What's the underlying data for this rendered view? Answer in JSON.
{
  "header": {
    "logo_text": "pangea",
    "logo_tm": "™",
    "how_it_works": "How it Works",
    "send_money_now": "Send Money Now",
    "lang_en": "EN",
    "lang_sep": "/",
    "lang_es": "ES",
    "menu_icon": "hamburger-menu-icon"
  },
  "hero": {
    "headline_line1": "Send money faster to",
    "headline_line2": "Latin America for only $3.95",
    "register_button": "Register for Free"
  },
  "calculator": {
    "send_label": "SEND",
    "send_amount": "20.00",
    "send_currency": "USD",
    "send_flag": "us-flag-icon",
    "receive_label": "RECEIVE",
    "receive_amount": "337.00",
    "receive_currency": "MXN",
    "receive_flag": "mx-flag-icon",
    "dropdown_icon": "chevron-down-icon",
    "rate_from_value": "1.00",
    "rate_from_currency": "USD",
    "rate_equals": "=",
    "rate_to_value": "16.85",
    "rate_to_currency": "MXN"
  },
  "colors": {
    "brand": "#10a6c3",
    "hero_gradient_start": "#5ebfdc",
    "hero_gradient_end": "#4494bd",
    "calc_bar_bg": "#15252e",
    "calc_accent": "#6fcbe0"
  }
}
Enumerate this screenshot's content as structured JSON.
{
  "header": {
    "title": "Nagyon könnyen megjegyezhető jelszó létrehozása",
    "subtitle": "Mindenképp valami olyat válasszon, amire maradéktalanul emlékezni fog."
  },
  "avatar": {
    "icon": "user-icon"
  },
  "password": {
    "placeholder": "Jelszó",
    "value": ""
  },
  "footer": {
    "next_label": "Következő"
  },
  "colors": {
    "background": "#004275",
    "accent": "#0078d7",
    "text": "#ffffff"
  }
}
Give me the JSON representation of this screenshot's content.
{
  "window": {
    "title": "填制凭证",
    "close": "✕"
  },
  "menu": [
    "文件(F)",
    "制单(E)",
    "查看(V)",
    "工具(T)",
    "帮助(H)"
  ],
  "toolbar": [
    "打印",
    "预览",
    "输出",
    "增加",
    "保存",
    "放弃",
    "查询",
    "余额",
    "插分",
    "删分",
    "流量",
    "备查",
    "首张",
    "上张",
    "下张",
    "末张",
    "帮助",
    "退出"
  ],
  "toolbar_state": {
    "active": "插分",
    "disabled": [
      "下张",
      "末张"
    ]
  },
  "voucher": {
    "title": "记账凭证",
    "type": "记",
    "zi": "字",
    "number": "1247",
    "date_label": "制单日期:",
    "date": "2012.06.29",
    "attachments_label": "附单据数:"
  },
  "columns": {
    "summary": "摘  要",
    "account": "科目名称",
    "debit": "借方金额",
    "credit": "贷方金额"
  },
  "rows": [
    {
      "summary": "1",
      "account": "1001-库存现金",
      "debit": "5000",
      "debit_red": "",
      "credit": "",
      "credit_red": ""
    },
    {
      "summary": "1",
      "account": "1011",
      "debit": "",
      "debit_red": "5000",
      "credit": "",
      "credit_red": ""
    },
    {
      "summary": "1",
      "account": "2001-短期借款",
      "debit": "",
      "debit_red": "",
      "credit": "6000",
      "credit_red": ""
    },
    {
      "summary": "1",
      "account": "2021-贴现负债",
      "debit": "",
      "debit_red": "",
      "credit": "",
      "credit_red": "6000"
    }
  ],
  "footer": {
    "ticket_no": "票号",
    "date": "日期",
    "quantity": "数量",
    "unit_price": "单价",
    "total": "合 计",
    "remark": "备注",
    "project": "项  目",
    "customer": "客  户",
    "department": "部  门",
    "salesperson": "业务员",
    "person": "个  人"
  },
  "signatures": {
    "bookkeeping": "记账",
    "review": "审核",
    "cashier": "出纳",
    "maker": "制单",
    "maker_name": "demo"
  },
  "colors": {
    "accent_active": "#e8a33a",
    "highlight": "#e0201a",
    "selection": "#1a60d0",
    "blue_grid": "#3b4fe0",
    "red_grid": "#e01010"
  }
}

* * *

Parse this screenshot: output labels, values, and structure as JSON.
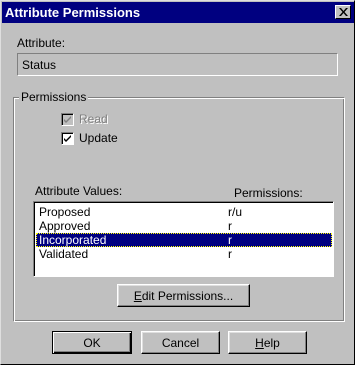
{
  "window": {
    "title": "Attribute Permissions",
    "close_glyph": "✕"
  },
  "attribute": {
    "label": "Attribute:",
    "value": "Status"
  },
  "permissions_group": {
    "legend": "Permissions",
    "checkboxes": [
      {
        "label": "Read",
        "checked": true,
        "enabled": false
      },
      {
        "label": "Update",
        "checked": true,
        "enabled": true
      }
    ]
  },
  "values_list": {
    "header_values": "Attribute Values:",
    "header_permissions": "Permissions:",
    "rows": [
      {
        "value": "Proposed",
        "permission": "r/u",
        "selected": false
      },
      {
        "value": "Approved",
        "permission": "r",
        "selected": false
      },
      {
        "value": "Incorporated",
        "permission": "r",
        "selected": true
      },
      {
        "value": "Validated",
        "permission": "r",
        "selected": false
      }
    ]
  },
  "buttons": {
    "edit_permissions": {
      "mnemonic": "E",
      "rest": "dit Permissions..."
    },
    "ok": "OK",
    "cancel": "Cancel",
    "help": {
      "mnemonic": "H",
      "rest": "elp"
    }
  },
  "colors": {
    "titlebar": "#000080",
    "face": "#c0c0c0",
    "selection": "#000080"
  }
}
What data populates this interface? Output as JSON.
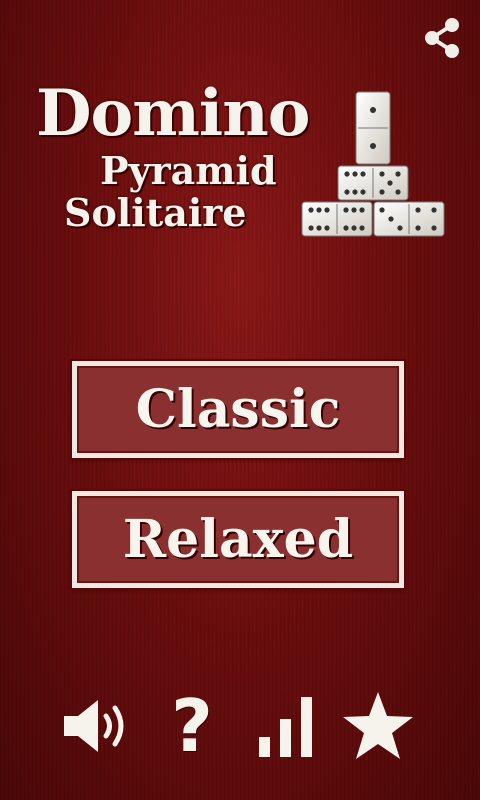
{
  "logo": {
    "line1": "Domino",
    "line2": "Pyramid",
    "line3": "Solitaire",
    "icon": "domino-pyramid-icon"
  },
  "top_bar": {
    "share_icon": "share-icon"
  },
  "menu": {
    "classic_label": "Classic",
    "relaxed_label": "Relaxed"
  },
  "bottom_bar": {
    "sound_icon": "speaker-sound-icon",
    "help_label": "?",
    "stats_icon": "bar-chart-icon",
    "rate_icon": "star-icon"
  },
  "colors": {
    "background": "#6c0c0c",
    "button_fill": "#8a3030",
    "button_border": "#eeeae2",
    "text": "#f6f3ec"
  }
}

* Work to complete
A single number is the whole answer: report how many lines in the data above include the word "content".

* Answer section
2